6:33am

Fri September 2, 2011
The Commonwealth

Fairness Ordinance Hits Rural Wall

In part one WEKU reported on the experiences and challenges for young people growing up gay in Kentucky. In part two, she examines the complex and sometimes acrimonious debate over fairness ordinances.  They’re designed to protect Kentuckians from discrimination based on sexual preference or identity.

Jeff Osborne, who’s pastor of the Berea Evangelistic Church, speaks for many rural Kentuckians.

"Well, there’s no question in my mind that homosexuality is wrong. Why? Well, the Bible teaches, both Old and New Testament, that homosexuality is a sin."

According to U.S. Census figures, there are really two Kentuckys.  There’s rural Kentucky where very few gay couples are found.  Then, there’s urban Kentucky where people are much more willing to identify themselves as same-sex couples.  Communities like Louisville, Lexington and northern Kentucky recorded more than 10 same sex couples per thousand.  The statewide average is just under seven couples.

Anecdotally, discrimination against sexual orientation is more common in rural Kentucky.  For example, over the summer in Hazard, two gay men were ejected from a public swimming pool.  In Harlan County, a lesbian couple reports they were beaten because of their sexual orientation.

Jordan Palmer, president of the Kentucky Equality Federation, said city government in Hazard, which has a history of tolerance, reacted quickly to the discrimination, but the story isn't the same everywhere.

"You travel outside of Hazard to Harlan or Hindman or Jackson, which is in Breathitt County, it's a completely different attitude.
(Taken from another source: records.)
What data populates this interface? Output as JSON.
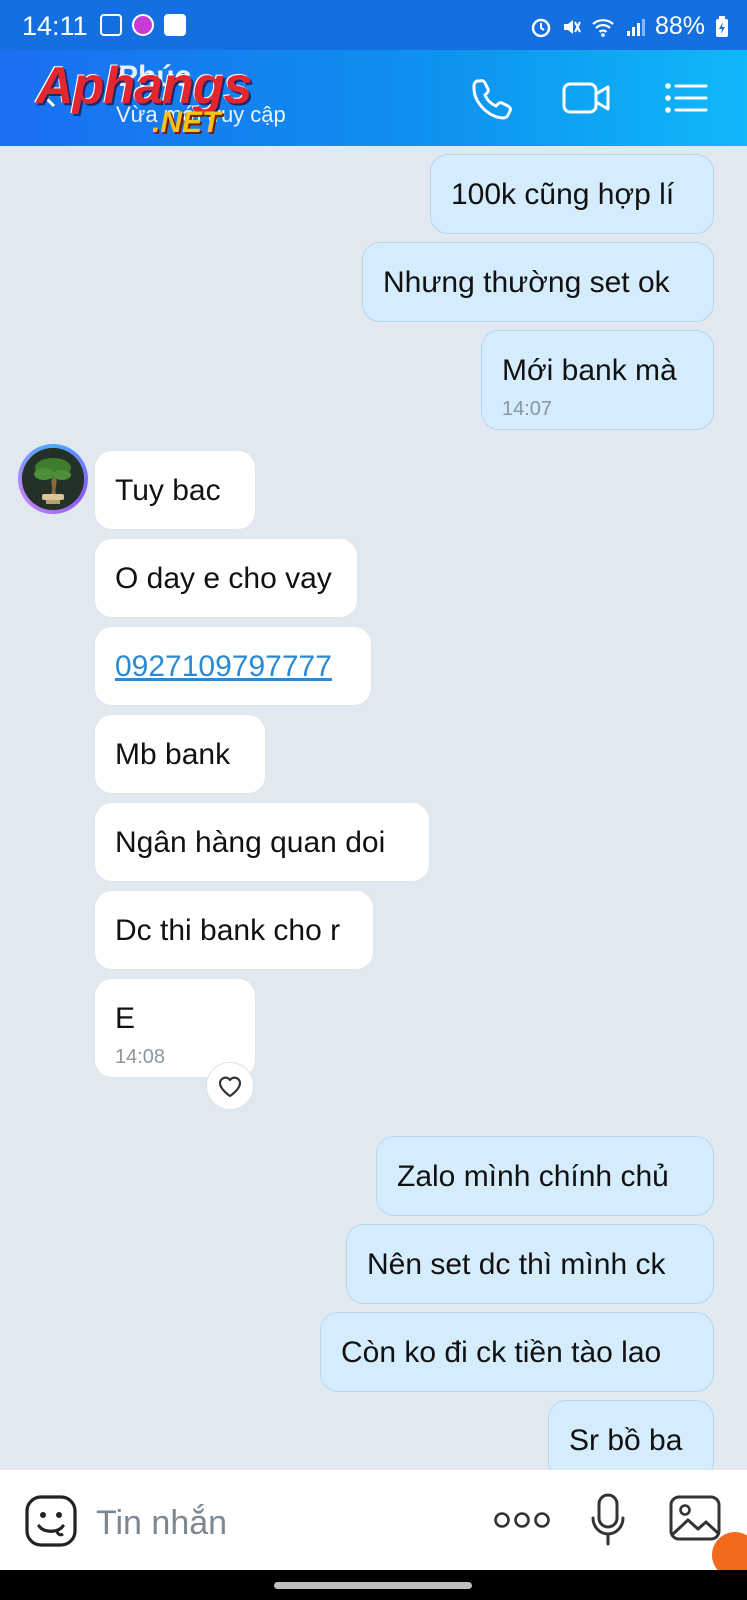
{
  "status_bar": {
    "time": "14:11",
    "battery": "88%"
  },
  "header": {
    "contact_name": "Phúc",
    "contact_status": "Vừa mới truy cập",
    "watermark_top": "Aphangs",
    "watermark_bottom": ".NET"
  },
  "messages": [
    {
      "dir": "out",
      "text": "100k cũng hợp lí"
    },
    {
      "dir": "out",
      "text": "Nhưng thường set ok"
    },
    {
      "dir": "out",
      "text": "Mới bank mà",
      "time": "14:07"
    },
    {
      "dir": "in",
      "text": "Tuy bac"
    },
    {
      "dir": "in",
      "text": "O day e cho vay"
    },
    {
      "dir": "in",
      "text": "0927109797777",
      "link": true
    },
    {
      "dir": "in",
      "text": "Mb bank"
    },
    {
      "dir": "in",
      "text": "Ngân hàng quan doi"
    },
    {
      "dir": "in",
      "text": "Dc thi bank cho r"
    },
    {
      "dir": "in",
      "text": "E",
      "time": "14:08"
    },
    {
      "dir": "out",
      "text": "Zalo mình chính chủ"
    },
    {
      "dir": "out",
      "text": "Nên set dc thì mình ck"
    },
    {
      "dir": "out",
      "text": "Còn ko đi ck tiền tào lao"
    },
    {
      "dir": "out",
      "text": "Sr bồ ba"
    }
  ],
  "input": {
    "placeholder": "Tin nhắn"
  },
  "icons": {
    "back": "back-arrow-icon",
    "call": "phone-icon",
    "video": "video-camera-icon",
    "menu": "list-menu-icon",
    "sticker": "sticker-face-icon",
    "more": "more-dots-icon",
    "mic": "microphone-icon",
    "image": "image-icon",
    "reaction": "heart-icon"
  },
  "colors": {
    "header": "#1a6ef0",
    "outgoing_bubble": "#d5ecfd",
    "incoming_bubble": "#ffffff",
    "chat_bg": "#e2e8f0",
    "link": "#2a8ad4"
  }
}
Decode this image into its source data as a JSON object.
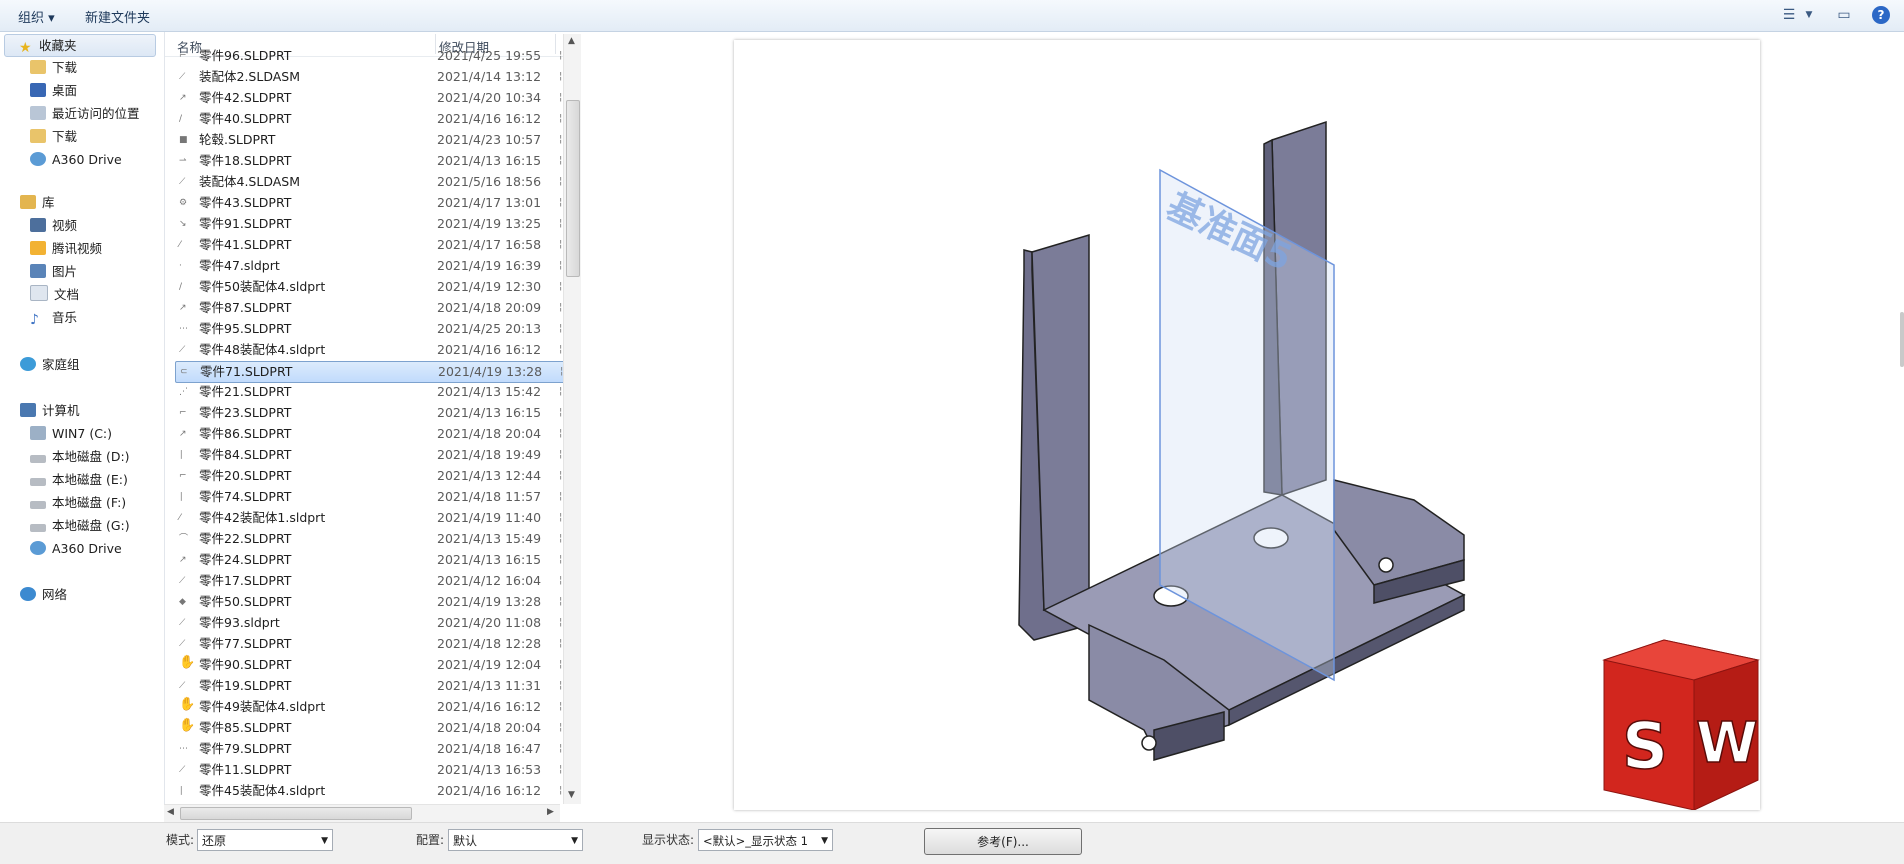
{
  "toolbar": {
    "organize_label": "组织 ▾",
    "new_folder_label": "新建文件夹",
    "view_icon": "view-options-icon",
    "help_icon": "help-icon"
  },
  "nav": {
    "favorites": {
      "label": "收藏夹",
      "items": [
        "下载",
        "桌面",
        "最近访问的位置",
        "下载",
        "A360 Drive"
      ]
    },
    "libraries": {
      "label": "库",
      "items": [
        "视频",
        "腾讯视频",
        "图片",
        "文档",
        "音乐"
      ]
    },
    "homegroup": {
      "label": "家庭组"
    },
    "computer": {
      "label": "计算机",
      "items": [
        "WIN7 (C:)",
        "本地磁盘 (D:)",
        "本地磁盘 (E:)",
        "本地磁盘 (F:)",
        "本地磁盘 (G:)",
        "A360 Drive"
      ]
    },
    "network": {
      "label": "网络"
    }
  },
  "filelist": {
    "col_name": "名称",
    "col_date": "修改日期",
    "rows": [
      {
        "name": "零件96.SLDPRT",
        "date": "2021/4/25 19:55"
      },
      {
        "name": "装配体2.SLDASM",
        "date": "2021/4/14 13:12"
      },
      {
        "name": "零件42.SLDPRT",
        "date": "2021/4/20 10:34"
      },
      {
        "name": "零件40.SLDPRT",
        "date": "2021/4/16 16:12"
      },
      {
        "name": "轮毂.SLDPRT",
        "date": "2021/4/23 10:57"
      },
      {
        "name": "零件18.SLDPRT",
        "date": "2021/4/13 16:15"
      },
      {
        "name": "装配体4.SLDASM",
        "date": "2021/5/16 18:56"
      },
      {
        "name": "零件43.SLDPRT",
        "date": "2021/4/17 13:01"
      },
      {
        "name": "零件91.SLDPRT",
        "date": "2021/4/19 13:25"
      },
      {
        "name": "零件41.SLDPRT",
        "date": "2021/4/17 16:58"
      },
      {
        "name": "零件47.sldprt",
        "date": "2021/4/19 16:39"
      },
      {
        "name": "零件50装配体4.sldprt",
        "date": "2021/4/19 12:30"
      },
      {
        "name": "零件87.SLDPRT",
        "date": "2021/4/18 20:09"
      },
      {
        "name": "零件95.SLDPRT",
        "date": "2021/4/25 20:13"
      },
      {
        "name": "零件48装配体4.sldprt",
        "date": "2021/4/16 16:12"
      },
      {
        "name": "零件71.SLDPRT",
        "date": "2021/4/19 13:28"
      },
      {
        "name": "零件21.SLDPRT",
        "date": "2021/4/13 15:42"
      },
      {
        "name": "零件23.SLDPRT",
        "date": "2021/4/13 16:15"
      },
      {
        "name": "零件86.SLDPRT",
        "date": "2021/4/18 20:04"
      },
      {
        "name": "零件84.SLDPRT",
        "date": "2021/4/18 19:49"
      },
      {
        "name": "零件20.SLDPRT",
        "date": "2021/4/13 12:44"
      },
      {
        "name": "零件74.SLDPRT",
        "date": "2021/4/18 11:57"
      },
      {
        "name": "零件42装配体1.sldprt",
        "date": "2021/4/19 11:40"
      },
      {
        "name": "零件22.SLDPRT",
        "date": "2021/4/13 15:49"
      },
      {
        "name": "零件24.SLDPRT",
        "date": "2021/4/13 16:15"
      },
      {
        "name": "零件17.SLDPRT",
        "date": "2021/4/12 16:04"
      },
      {
        "name": "零件50.SLDPRT",
        "date": "2021/4/19 13:28"
      },
      {
        "name": "零件93.sldprt",
        "date": "2021/4/20 11:08"
      },
      {
        "name": "零件77.SLDPRT",
        "date": "2021/4/18 12:28"
      },
      {
        "name": "零件90.SLDPRT",
        "date": "2021/4/19 12:04"
      },
      {
        "name": "零件19.SLDPRT",
        "date": "2021/4/13 11:31"
      },
      {
        "name": "零件49装配体4.sldprt",
        "date": "2021/4/16 16:12"
      },
      {
        "name": "零件85.SLDPRT",
        "date": "2021/4/18 20:04"
      },
      {
        "name": "零件79.SLDPRT",
        "date": "2021/4/18 16:47"
      },
      {
        "name": "零件11.SLDPRT",
        "date": "2021/4/13 16:53"
      },
      {
        "name": "零件45装配体4.sldprt",
        "date": "2021/4/16 16:12"
      }
    ],
    "selected_index": 15
  },
  "preview": {
    "plane_label": "基准面5",
    "logo_text_s": "S",
    "logo_text_w": "W"
  },
  "bottombar": {
    "mode_label": "模式:",
    "mode_value": "还原",
    "config_label": "配置:",
    "config_value": "默认",
    "display_label": "显示状态:",
    "display_value": "<默认>_显示状态 1",
    "reference_button": "参考(F)..."
  },
  "colors": {
    "selection": "#cce0f8",
    "part_body": "#7a7a94",
    "plane": "#7ea4e0",
    "logo_red": "#d2261e"
  }
}
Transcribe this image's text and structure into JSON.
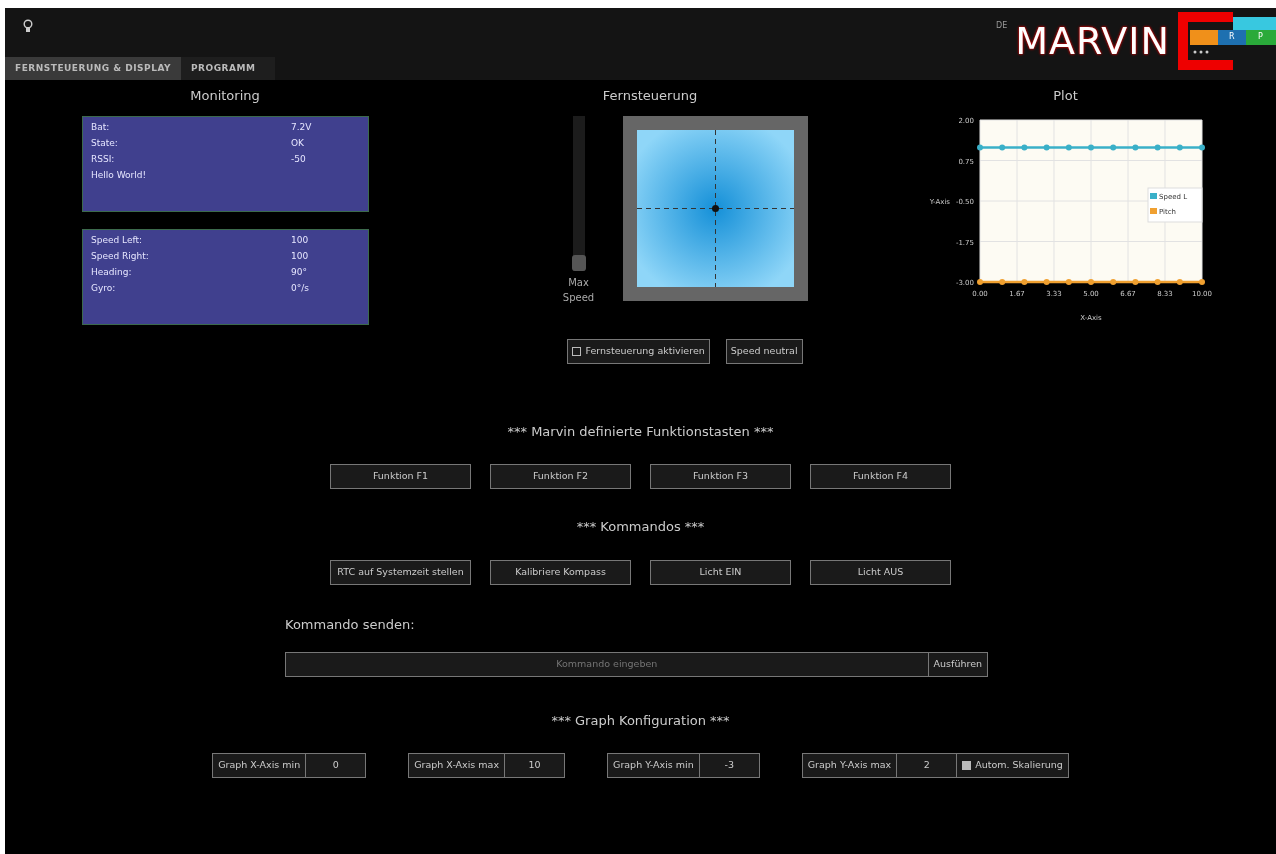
{
  "header": {
    "language": "DE",
    "logo_text": "MARVIN",
    "logo_blocks": [
      "R",
      "P"
    ]
  },
  "tabs": [
    {
      "label": "FERNSTEUERUNG & DISPLAY",
      "selected": true
    },
    {
      "label": "PROGRAMM",
      "selected": false
    }
  ],
  "monitoring": {
    "title": "Monitoring",
    "panels": [
      {
        "rows": [
          {
            "label": "Bat:",
            "value": "7.2V"
          },
          {
            "label": "State:",
            "value": "OK"
          },
          {
            "label": "RSSI:",
            "value": "-50"
          },
          {
            "label": "Hello World!"
          }
        ]
      },
      {
        "rows": [
          {
            "label": "Speed Left:",
            "value": "100"
          },
          {
            "label": "Speed Right:",
            "value": "100"
          },
          {
            "label": "Heading:",
            "value": "90°"
          },
          {
            "label": "Gyro:",
            "value": "0°/s"
          }
        ]
      }
    ]
  },
  "remote": {
    "title": "Fernsteuerung",
    "max_speed": {
      "label": "Max Speed",
      "level": 0
    },
    "activate": {
      "label": "Fernsteuerung aktivieren",
      "checked": false
    },
    "neutral_button": "Speed neutral"
  },
  "plot": {
    "title": "Plot",
    "chart_data": {
      "type": "line",
      "xlabel": "X-Axis",
      "ylabel": "Y-Axis",
      "x": [
        0,
        1,
        2,
        3,
        4,
        5,
        6,
        7,
        8,
        9,
        10
      ],
      "series": [
        {
          "name": "Speed L",
          "color": "#3ab0c8",
          "marker": "circle",
          "values": [
            1.15,
            1.15,
            1.15,
            1.15,
            1.15,
            1.15,
            1.15,
            1.15,
            1.15,
            1.15,
            1.15
          ]
        },
        {
          "name": "Pitch",
          "color": "#f0a030",
          "marker": "circle",
          "values": [
            -3,
            -3,
            -3,
            -3,
            -3,
            -3,
            -3,
            -3,
            -3,
            -3,
            -3
          ]
        }
      ],
      "xlim": [
        0,
        10
      ],
      "ylim": [
        -3,
        2
      ],
      "grid": true,
      "legend": true,
      "xticks": [
        {
          "value": 0,
          "label": "0.00"
        },
        {
          "value": 1.667,
          "label": "1.67"
        },
        {
          "value": 3.333,
          "label": "3.33"
        },
        {
          "value": 5,
          "label": "5.00"
        },
        {
          "value": 6.667,
          "label": "6.67"
        },
        {
          "value": 8.333,
          "label": "8.33"
        },
        {
          "value": 10,
          "label": "10.00"
        }
      ],
      "yticks": [
        {
          "value": 2,
          "label": "2.00"
        },
        {
          "value": 0.75,
          "label": "0.75"
        },
        {
          "value": -0.5,
          "label": "-0.50"
        },
        {
          "value": -1.75,
          "label": "-1.75"
        },
        {
          "value": -3,
          "label": "-3.00"
        }
      ]
    }
  },
  "function_keys": {
    "title": "*** Marvin definierte Funktionstasten ***",
    "buttons": [
      "Funktion F1",
      "Funktion F2",
      "Funktion F3",
      "Funktion F4"
    ]
  },
  "commands": {
    "title": "*** Kommandos ***",
    "buttons": [
      "RTC auf Systemzeit stellen",
      "Kalibriere Kompass",
      "Licht EIN",
      "Licht AUS"
    ]
  },
  "send_command": {
    "label": "Kommando senden:",
    "placeholder": "Kommando eingeben",
    "button": "Ausführen"
  },
  "graph_config": {
    "title": "*** Graph Konfiguration ***",
    "fields": [
      {
        "label": "Graph X-Axis min",
        "value": "0"
      },
      {
        "label": "Graph X-Axis max",
        "value": "10"
      },
      {
        "label": "Graph Y-Axis min",
        "value": "-3"
      },
      {
        "label": "Graph Y-Axis max",
        "value": "2"
      }
    ],
    "auto_scale": {
      "label": "Autom. Skalierung",
      "checked": true
    }
  }
}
Gay people are beaten, they're openly and blatantly terminated because of their sexual orientation."

Hoping to outlaw discrimination based on sexual orientation, several communities have turned to fairness ordinances.  They’ve been enacted in the urban centers of Louisville, Lexington and Covington.  But, similar ordinances in relatively-rural Berea and Richmond have stalled.

Given the stalemate in rural Kentucky, proponents shifted their efforts to Frankfort.  Palmer says a state law fashioned after a fairness ordinance would ensure all Kentuckians enjoy the same protections.  Plus, he says only the state can effectively enforce the law. 

So, the Equality Federation is pushing to add sexual identity to the jurisdiction of the Kentucky Commission on Human Rights, which has authority throughout the Commonwealth. 

"it protects smokers from being fired from a job but not because of sexual orientation or gender identity. That agency is heavily funded and they're the ones that need jurisdiction over sexual identity to be effective,” Palmer said.

But, political opposition remains strong.  In 2004 three-quarters of voting Kentuckians drew the line at same-sex marriage, voting in favor of a constitutional amendment to ban it.  The opposition dominated many rural counties, where nearly 90 percent of those people casting ballots voted to ban gay marriage, a practice that was already illegal in the Commonwealth.

Since that time, according to Palmer, even the local fairness ordinances have come under attack in Frankfort.

"The Kentucky House has tried three, four times to revoke the authority of municipalities to pass equality laws…." He thinks this is likely to happen again in the next legislative session because of publicity surrounding the effort in Berea.

Berea minister Jeff Osborne, speaks for many people who see the fairness ordinance as a violation of their property rights.

"My main concern is the loss of freedom myself, the loss of my freedoms. I believe that as a property owner I should have rights to say what should go on or shouldn’t go on on my property."

Nevertheless, the political and economic pressures on landlords and lawmakers continue to grow. Census figures again indicate Kentucky was among the states with the largest increase in same-sex couples. As the number of openly gay people grows, so does their political and economic power…ensuring the debate over discrimination based on sexual orientation is not over in Kentucky.